So, you wanna know the deets to caving pumpkins in China? Well, I'm your girl.
Now, you're gonna need the tools. Now, it should be noted that living in China forces you to be creative around the holidays. There aren't bins of pumpkin carving patterns & tools, aisles of cake mix boxes, baskets of wrapping paper or any of that awesome holiday-sort. You have to go back to the bare necessities. Thankfully, the tools needed for Jack O Lanterns are all tools you can easily find in your Chinese home.
*I know I've said it before but I'll say it again, if you need a Pinterest designer, I'm your girl. I mean, check out that awesome cut & paste job/non matching background. It's pro fesh.
1. A rice spoon. This is FANTASTIC for carving pumpkins. The edges of the spoon are thin enough and sharp enough to scoop out your pumpkin guts beautifully and the handle end works great for carving the face. If you don't have one of these spoons, they can be bought for a mere dollar at your local China town store. Also, they make great cereal spoons!
2. A permanent marker. In your Chinese home it probably won't be Sharpie, because those are like gold here, but any permanent marker will do. This is for drawing your pumpkin face of choice.
3. A screwdriver set. For the rest of our Jack-o-lantern carving lives I am using a screwdriver set. These worked perfectly for carving the face! We drew on their faces, gave each child a mini screwdriver and let them poke holes all along the lines. Perfect!
4. Last but not least, a knife. No explanation needed. Except, maybe, don't let the kiddos use the big guns. **Also needed: Pumpkins & tea lights
Let's not forget the most important part, the pumpkin!! As you can see, at local markets and grocery stores they only sell the small, baking pumpkins. Though they were small, they worked great for the kids! **Qingdao tip: If you want bigger pumpkins in Qingdao, you can get them, but you'll need to take a trip to Lao Shan and buy them from local farmers.

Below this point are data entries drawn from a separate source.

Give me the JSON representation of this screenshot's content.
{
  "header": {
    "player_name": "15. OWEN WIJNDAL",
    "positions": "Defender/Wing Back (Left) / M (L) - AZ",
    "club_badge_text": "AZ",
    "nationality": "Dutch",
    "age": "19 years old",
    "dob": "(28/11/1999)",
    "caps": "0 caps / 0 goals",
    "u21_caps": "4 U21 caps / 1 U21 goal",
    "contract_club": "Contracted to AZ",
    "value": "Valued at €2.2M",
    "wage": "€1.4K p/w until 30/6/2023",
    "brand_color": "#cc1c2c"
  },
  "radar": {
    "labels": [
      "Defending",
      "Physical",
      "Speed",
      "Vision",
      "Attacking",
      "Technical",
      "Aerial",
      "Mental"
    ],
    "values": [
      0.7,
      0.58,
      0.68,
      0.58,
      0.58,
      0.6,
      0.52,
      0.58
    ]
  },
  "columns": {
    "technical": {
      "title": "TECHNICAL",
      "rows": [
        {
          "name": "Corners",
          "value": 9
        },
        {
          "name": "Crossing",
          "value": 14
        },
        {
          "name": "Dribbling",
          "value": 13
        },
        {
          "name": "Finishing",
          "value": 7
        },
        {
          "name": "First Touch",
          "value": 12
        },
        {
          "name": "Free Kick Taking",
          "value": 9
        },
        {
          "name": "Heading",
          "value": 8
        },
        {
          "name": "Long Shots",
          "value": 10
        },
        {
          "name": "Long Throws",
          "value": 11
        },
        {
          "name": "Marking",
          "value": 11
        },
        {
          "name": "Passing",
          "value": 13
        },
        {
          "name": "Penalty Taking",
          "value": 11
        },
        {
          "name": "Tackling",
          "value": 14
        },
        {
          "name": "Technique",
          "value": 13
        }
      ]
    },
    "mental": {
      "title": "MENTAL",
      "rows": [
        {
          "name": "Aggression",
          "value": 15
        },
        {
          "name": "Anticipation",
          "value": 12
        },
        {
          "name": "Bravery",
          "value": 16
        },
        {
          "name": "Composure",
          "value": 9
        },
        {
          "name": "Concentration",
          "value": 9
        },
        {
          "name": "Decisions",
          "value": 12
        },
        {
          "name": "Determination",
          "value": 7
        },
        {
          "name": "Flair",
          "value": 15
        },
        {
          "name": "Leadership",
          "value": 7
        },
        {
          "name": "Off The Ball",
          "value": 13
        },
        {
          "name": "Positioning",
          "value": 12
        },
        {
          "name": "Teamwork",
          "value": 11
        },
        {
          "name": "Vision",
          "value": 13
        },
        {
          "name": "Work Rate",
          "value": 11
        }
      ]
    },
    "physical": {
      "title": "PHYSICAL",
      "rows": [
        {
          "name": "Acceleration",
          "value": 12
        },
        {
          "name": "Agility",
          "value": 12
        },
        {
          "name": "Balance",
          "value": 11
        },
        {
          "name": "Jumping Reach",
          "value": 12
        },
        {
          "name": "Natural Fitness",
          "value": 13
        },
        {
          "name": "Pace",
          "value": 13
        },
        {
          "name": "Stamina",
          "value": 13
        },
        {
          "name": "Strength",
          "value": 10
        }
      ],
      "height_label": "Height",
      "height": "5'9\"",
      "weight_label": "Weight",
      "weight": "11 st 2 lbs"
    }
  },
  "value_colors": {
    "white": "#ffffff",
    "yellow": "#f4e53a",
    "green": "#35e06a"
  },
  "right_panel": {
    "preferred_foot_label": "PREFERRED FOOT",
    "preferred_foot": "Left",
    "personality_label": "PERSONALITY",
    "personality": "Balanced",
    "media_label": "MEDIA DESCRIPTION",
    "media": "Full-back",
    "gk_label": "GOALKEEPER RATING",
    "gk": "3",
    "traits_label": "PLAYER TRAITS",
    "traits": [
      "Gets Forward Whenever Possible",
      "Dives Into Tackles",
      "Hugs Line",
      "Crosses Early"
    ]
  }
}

We started out pumpkin carving adventure with our students by letting them choose stencils from online. We printed them out, without thinking through the obvious, big stencils, small pumpkins. Instead of using the stencils on the pumpkins, we ended up using them as guidelines for drawing. **Obvious tip: Scale your stencils print outs to the size of your pumpkin, before printing.
Their pumpkins turned out awesome! They had so much fun doing something that have never done before! It's such a joy to introduce kids to new things. They get so excited and it makes us feel like we're kids again, carving pumpkins for the first time ourselves.
Jake all night kept asking me if he could eat his pumpkin. Ha. I don't know why but he was pretty curious and set on eating it. I guess it wasn't has good as he expected.
They were hams taking photos with their pumpkins.
Jake's ghost Jack-o-lantern
Ivy's reversible Jack-o-lantern. A face and a ghost.
Gary's angry bird pumpkin.
Justin's skull pumpkin.
Next step, light those pumpkins up! :) The best part!
We were so proud of them on how they all turned out! And had so much fun carving pumpkins in China. It's those little things that really make the holidays feel more like home and help us appreciate those fun traditions we grew up with.